How to complete this task: Produce a copy of every line in the records that holds the string "size".

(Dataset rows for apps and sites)
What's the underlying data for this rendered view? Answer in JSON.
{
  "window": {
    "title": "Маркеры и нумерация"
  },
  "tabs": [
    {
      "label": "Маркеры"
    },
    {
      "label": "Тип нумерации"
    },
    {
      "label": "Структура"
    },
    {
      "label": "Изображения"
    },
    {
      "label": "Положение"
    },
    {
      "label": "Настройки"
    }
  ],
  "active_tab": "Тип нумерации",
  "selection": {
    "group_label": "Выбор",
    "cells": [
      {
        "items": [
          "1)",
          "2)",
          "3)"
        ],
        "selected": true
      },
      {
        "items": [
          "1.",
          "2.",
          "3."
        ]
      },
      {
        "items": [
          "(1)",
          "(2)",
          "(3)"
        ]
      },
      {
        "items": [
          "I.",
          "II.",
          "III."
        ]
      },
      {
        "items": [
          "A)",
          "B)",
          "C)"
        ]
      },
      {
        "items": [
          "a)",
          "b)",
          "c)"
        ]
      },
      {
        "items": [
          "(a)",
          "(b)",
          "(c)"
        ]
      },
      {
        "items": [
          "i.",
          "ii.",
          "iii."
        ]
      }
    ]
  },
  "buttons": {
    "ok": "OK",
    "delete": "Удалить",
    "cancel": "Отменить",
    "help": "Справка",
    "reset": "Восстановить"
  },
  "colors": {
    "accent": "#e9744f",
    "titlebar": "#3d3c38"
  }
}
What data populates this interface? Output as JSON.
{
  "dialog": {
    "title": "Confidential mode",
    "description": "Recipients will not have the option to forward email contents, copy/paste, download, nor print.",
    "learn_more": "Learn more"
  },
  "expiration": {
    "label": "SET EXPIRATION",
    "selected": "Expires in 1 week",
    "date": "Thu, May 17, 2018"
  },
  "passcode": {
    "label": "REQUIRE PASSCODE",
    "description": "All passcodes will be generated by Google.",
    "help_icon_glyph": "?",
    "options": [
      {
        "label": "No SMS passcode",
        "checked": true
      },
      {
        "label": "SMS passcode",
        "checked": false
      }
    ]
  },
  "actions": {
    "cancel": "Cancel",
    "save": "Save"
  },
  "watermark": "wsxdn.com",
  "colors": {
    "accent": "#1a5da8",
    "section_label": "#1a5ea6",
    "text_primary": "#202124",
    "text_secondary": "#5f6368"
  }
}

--

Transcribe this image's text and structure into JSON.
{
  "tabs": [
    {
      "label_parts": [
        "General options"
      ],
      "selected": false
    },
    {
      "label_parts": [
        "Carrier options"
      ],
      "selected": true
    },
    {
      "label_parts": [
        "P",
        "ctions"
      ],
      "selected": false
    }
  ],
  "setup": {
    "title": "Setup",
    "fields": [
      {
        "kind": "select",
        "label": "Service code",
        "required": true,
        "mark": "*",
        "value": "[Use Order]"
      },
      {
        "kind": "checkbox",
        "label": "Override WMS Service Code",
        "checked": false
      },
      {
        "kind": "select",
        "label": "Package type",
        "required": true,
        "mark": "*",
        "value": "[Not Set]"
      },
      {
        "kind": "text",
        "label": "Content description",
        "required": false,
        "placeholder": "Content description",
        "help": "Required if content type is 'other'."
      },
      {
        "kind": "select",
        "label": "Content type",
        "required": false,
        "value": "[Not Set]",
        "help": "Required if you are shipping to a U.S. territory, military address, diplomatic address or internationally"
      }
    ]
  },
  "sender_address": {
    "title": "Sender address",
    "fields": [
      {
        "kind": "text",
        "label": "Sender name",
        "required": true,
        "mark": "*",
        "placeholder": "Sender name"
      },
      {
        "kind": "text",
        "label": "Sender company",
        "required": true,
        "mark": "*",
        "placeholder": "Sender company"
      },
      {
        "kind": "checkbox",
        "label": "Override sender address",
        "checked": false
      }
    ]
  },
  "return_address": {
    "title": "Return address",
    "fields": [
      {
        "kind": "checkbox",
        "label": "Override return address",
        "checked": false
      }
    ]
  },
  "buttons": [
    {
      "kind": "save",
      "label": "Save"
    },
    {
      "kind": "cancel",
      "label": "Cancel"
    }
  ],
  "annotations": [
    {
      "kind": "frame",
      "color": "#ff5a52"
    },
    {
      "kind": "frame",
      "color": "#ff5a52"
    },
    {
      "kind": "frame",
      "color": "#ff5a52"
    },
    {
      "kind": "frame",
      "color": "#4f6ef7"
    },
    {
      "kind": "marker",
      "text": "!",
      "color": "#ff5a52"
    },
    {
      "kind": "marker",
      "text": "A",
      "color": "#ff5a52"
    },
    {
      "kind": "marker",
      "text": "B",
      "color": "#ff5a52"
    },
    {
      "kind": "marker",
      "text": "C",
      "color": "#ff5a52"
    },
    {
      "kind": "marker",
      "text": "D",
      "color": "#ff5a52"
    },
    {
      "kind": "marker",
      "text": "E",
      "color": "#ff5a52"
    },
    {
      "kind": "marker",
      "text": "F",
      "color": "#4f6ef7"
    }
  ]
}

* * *

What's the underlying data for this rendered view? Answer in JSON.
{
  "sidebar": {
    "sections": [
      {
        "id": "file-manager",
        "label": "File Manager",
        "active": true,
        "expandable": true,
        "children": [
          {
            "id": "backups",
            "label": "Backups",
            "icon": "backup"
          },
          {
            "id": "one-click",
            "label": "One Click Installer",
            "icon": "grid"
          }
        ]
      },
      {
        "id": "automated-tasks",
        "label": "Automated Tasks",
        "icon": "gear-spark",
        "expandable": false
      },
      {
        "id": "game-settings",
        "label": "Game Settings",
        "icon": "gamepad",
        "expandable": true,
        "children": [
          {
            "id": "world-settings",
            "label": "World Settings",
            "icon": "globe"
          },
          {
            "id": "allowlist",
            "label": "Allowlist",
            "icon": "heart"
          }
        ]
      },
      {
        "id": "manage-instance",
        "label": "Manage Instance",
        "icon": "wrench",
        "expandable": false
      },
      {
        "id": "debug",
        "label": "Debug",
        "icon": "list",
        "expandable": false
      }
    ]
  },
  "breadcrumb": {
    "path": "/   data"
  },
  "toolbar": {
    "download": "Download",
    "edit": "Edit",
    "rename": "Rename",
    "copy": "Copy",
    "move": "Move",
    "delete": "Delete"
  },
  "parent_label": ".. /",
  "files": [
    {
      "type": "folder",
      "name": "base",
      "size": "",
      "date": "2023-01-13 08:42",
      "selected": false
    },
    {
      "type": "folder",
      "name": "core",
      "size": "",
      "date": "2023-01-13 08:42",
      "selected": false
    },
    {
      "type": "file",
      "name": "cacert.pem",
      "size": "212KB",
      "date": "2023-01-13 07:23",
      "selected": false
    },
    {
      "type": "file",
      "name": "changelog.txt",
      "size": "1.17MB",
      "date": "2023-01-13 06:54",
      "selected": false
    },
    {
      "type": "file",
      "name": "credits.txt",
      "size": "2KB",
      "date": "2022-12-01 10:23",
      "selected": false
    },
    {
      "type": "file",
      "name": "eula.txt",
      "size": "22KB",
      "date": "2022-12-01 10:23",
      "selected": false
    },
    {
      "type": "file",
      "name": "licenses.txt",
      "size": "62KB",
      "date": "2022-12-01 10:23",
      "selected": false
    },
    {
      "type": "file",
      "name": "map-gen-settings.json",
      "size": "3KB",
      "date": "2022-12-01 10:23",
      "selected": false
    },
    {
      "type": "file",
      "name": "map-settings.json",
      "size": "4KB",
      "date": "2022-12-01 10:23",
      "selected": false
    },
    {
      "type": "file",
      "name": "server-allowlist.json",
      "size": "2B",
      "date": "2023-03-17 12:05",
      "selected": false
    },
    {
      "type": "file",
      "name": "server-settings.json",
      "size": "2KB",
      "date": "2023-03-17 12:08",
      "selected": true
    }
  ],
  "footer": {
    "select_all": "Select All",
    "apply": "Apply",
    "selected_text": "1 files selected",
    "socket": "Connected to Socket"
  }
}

Completed task:
      "size": "",
      "size": "",
      "size": "212KB",
      "size": "1.17MB",
      "size": "2KB",
      "size": "22KB",
      "size": "62KB",
      "size": "3KB",
      "size": "4KB",
      "size": "2B",
      "size": "2KB",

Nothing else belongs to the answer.